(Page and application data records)
"""
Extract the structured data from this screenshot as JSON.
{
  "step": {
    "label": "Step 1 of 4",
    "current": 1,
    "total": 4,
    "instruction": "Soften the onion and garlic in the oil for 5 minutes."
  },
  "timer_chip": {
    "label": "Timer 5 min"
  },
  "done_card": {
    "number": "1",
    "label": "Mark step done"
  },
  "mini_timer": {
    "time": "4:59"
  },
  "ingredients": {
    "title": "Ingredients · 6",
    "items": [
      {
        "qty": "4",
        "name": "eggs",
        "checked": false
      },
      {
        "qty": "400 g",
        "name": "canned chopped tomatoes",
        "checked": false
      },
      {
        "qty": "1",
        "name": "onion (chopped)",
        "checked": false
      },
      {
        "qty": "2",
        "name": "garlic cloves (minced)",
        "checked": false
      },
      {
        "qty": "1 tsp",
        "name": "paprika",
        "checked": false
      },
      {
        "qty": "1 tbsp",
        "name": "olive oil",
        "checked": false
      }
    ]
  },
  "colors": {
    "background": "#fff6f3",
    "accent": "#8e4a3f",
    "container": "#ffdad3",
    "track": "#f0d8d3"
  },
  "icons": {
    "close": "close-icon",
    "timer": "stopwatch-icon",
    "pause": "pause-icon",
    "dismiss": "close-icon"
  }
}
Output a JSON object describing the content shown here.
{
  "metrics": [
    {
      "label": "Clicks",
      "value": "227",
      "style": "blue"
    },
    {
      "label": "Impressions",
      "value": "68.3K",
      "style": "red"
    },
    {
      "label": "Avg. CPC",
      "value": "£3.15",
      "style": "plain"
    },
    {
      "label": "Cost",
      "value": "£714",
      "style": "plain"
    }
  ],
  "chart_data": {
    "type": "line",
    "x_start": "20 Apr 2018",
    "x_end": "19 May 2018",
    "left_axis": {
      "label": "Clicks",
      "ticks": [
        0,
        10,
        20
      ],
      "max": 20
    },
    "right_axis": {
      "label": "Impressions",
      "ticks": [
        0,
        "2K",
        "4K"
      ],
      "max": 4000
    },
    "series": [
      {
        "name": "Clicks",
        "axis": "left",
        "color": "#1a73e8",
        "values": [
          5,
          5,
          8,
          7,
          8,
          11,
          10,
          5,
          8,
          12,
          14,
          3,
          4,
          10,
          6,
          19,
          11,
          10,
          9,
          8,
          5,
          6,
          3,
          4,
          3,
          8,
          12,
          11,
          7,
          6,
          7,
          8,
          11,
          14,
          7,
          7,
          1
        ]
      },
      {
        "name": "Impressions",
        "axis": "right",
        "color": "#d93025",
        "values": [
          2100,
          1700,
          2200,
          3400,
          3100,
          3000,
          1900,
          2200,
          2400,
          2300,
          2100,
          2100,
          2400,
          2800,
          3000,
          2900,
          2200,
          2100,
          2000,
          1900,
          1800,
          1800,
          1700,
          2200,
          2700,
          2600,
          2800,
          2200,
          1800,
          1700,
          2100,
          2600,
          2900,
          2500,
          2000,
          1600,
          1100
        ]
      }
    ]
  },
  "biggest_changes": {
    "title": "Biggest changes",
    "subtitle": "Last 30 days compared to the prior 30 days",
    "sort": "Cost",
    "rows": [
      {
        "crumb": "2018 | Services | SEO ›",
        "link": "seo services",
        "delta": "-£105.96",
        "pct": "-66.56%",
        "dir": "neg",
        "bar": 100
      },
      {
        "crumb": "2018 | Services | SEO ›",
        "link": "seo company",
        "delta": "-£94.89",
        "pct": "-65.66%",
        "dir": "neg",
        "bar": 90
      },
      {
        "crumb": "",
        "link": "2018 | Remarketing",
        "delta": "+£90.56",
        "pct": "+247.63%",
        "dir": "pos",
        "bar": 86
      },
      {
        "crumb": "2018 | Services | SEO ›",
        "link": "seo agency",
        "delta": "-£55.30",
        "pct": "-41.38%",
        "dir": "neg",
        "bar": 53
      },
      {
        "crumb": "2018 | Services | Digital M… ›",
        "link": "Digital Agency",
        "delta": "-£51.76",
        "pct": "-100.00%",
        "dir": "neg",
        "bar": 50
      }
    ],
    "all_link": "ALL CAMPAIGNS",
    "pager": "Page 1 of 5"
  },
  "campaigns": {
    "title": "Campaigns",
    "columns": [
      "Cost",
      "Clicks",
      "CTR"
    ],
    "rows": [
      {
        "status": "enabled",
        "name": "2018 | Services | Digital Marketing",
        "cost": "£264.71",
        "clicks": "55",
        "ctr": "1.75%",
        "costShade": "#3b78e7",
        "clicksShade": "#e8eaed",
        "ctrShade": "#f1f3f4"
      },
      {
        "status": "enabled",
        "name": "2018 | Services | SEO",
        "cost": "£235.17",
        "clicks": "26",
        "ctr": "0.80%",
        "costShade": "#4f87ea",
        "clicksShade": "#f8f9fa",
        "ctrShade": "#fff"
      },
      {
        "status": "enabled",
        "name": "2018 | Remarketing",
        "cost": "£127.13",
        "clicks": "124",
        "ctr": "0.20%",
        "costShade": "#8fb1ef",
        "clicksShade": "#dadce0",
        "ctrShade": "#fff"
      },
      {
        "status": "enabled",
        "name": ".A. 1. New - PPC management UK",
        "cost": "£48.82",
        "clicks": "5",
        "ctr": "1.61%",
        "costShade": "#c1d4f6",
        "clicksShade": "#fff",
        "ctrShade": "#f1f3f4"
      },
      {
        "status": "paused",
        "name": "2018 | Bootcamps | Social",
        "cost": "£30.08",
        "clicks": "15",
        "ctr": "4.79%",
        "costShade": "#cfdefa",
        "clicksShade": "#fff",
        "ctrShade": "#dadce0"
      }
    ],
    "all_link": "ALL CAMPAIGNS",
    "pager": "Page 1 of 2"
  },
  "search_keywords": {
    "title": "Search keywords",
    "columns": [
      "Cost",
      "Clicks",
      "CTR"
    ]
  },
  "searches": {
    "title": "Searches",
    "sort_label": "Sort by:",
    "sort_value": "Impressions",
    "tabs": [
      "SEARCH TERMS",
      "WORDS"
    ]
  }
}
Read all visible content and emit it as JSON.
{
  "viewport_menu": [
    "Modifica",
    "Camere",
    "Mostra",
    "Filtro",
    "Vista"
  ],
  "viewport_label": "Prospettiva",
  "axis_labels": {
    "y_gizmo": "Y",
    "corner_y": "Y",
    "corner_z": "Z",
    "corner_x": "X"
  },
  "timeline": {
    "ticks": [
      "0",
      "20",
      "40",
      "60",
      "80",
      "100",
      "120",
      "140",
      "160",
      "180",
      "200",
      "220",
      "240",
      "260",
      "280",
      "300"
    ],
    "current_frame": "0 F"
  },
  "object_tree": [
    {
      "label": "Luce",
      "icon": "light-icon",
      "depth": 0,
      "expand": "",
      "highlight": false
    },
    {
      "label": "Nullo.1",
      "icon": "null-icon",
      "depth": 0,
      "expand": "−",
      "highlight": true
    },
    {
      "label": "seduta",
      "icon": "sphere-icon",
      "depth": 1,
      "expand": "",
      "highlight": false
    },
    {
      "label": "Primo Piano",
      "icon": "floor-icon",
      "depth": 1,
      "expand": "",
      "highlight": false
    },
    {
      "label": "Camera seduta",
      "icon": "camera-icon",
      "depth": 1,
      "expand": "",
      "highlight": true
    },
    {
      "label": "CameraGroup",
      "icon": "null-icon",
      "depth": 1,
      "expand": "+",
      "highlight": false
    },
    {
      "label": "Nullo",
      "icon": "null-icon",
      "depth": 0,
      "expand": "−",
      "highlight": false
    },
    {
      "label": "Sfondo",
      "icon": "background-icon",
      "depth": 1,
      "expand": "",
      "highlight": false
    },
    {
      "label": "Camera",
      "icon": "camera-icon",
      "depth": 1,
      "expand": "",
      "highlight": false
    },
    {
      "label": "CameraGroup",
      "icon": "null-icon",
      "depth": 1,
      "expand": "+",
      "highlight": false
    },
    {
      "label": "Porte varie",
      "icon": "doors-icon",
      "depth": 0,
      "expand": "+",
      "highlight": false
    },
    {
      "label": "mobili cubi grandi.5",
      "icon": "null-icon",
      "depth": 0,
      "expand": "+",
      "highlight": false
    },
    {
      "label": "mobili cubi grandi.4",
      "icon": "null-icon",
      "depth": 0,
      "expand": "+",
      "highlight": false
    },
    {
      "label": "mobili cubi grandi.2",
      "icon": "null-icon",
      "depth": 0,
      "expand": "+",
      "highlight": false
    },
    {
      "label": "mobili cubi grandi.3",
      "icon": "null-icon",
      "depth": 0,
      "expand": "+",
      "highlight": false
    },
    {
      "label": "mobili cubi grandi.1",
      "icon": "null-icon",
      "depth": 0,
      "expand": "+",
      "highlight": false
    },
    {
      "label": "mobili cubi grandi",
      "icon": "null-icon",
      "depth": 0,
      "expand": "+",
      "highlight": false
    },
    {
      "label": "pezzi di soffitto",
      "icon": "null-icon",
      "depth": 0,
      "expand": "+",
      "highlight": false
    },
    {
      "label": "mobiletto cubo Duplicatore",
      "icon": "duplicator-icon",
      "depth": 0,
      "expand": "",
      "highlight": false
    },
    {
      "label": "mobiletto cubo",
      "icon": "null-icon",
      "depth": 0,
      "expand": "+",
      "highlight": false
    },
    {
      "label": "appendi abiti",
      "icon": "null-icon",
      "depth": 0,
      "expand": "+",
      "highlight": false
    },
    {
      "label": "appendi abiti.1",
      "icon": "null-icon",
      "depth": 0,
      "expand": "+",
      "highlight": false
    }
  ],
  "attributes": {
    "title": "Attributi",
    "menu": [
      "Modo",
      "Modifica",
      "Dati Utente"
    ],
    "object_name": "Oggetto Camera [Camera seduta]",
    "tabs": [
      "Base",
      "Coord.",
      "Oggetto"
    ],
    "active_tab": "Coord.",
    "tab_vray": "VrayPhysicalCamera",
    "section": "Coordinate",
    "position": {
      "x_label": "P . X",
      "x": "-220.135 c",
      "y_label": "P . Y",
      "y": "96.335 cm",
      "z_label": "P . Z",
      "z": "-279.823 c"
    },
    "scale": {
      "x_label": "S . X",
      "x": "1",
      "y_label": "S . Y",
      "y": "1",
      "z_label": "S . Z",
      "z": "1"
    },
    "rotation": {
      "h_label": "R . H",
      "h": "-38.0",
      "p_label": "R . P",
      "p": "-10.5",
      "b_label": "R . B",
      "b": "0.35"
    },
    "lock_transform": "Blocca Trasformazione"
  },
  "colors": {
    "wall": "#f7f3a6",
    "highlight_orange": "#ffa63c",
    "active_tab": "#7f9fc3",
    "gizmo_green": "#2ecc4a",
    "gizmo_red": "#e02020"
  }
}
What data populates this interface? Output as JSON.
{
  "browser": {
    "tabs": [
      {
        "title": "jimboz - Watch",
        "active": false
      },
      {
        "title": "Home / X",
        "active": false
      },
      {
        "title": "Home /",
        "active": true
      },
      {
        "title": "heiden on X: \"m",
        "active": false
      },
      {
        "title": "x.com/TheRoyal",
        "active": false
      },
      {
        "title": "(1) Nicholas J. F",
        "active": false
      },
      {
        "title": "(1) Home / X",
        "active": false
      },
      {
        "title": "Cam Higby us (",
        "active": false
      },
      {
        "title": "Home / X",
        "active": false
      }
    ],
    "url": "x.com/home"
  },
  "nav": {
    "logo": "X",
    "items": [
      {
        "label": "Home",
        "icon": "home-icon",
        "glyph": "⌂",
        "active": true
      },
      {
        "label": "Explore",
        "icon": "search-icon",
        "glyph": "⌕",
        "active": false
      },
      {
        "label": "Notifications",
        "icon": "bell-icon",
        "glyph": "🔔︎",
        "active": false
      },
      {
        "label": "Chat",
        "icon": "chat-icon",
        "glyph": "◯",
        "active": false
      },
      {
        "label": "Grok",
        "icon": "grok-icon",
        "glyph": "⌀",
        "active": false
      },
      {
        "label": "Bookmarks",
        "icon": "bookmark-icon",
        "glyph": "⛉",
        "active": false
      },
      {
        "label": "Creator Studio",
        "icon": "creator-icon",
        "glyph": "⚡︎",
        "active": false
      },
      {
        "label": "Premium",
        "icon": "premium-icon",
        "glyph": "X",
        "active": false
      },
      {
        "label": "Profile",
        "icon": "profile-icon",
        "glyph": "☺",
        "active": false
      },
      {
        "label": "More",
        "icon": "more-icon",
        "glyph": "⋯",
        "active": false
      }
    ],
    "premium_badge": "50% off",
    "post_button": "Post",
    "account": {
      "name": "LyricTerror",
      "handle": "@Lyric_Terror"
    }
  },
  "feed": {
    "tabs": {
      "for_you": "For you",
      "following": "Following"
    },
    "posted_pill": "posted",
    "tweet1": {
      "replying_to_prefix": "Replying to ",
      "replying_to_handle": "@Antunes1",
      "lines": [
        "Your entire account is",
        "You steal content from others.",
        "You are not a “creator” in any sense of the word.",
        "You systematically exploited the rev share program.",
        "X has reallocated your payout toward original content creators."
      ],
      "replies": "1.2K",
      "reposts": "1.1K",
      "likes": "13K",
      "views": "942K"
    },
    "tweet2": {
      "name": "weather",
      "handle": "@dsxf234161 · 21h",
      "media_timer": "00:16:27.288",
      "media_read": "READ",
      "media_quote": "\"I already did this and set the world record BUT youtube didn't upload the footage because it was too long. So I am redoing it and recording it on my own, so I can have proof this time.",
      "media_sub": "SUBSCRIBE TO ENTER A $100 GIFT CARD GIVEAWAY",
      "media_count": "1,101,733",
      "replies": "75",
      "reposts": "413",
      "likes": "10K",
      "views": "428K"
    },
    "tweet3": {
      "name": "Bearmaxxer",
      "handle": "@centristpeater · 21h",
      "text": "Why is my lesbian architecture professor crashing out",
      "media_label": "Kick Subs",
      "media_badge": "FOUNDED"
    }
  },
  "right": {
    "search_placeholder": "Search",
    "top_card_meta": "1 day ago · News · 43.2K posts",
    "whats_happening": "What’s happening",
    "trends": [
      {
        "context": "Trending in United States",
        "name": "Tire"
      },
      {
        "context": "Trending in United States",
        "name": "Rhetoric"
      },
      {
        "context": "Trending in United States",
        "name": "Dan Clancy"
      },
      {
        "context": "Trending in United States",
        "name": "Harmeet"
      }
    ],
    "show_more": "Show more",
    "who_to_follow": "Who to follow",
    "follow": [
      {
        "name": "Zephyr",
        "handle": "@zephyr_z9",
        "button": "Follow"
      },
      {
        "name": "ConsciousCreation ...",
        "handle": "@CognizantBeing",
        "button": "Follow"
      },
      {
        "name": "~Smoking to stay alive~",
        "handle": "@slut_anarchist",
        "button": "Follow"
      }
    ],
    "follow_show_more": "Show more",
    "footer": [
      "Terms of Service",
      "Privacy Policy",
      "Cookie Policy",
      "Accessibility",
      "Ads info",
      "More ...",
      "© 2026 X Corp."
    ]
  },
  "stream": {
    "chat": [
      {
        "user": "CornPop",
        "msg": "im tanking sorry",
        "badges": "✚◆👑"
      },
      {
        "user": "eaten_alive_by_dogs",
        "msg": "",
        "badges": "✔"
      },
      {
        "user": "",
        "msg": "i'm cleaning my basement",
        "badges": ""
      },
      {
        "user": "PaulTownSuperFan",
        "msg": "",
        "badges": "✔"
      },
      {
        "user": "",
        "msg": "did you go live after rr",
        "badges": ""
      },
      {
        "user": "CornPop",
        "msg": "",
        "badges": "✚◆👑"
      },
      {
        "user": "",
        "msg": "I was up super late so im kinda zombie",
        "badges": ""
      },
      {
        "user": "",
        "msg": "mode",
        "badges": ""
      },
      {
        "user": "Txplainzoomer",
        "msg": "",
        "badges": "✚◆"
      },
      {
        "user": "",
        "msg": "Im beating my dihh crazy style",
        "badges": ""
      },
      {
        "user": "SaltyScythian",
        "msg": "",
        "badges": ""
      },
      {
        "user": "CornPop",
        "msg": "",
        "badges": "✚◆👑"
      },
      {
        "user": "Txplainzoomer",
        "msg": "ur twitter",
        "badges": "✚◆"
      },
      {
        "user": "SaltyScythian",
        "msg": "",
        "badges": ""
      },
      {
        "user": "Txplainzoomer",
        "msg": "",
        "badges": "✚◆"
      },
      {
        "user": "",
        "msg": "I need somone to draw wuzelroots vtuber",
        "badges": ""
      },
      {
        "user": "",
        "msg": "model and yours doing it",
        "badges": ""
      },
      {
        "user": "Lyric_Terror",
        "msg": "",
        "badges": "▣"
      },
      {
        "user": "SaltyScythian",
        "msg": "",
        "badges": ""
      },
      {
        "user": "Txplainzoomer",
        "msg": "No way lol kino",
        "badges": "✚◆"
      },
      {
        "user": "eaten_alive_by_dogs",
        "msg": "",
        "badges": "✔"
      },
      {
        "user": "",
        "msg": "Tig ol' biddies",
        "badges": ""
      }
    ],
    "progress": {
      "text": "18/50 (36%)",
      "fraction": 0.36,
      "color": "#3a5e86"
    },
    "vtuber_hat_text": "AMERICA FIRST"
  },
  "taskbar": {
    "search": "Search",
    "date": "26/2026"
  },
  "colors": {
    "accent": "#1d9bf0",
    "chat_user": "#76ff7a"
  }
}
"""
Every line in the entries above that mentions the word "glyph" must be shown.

        "glyph": "⌂",
        "glyph": "⌕",
        "glyph": "🔔︎",
        "glyph": "◯",
        "glyph": "⌀",
        "glyph": "⛉",
        "glyph": "⚡︎",
        "glyph": "X",
        "glyph": "☺",
        "glyph": "⋯",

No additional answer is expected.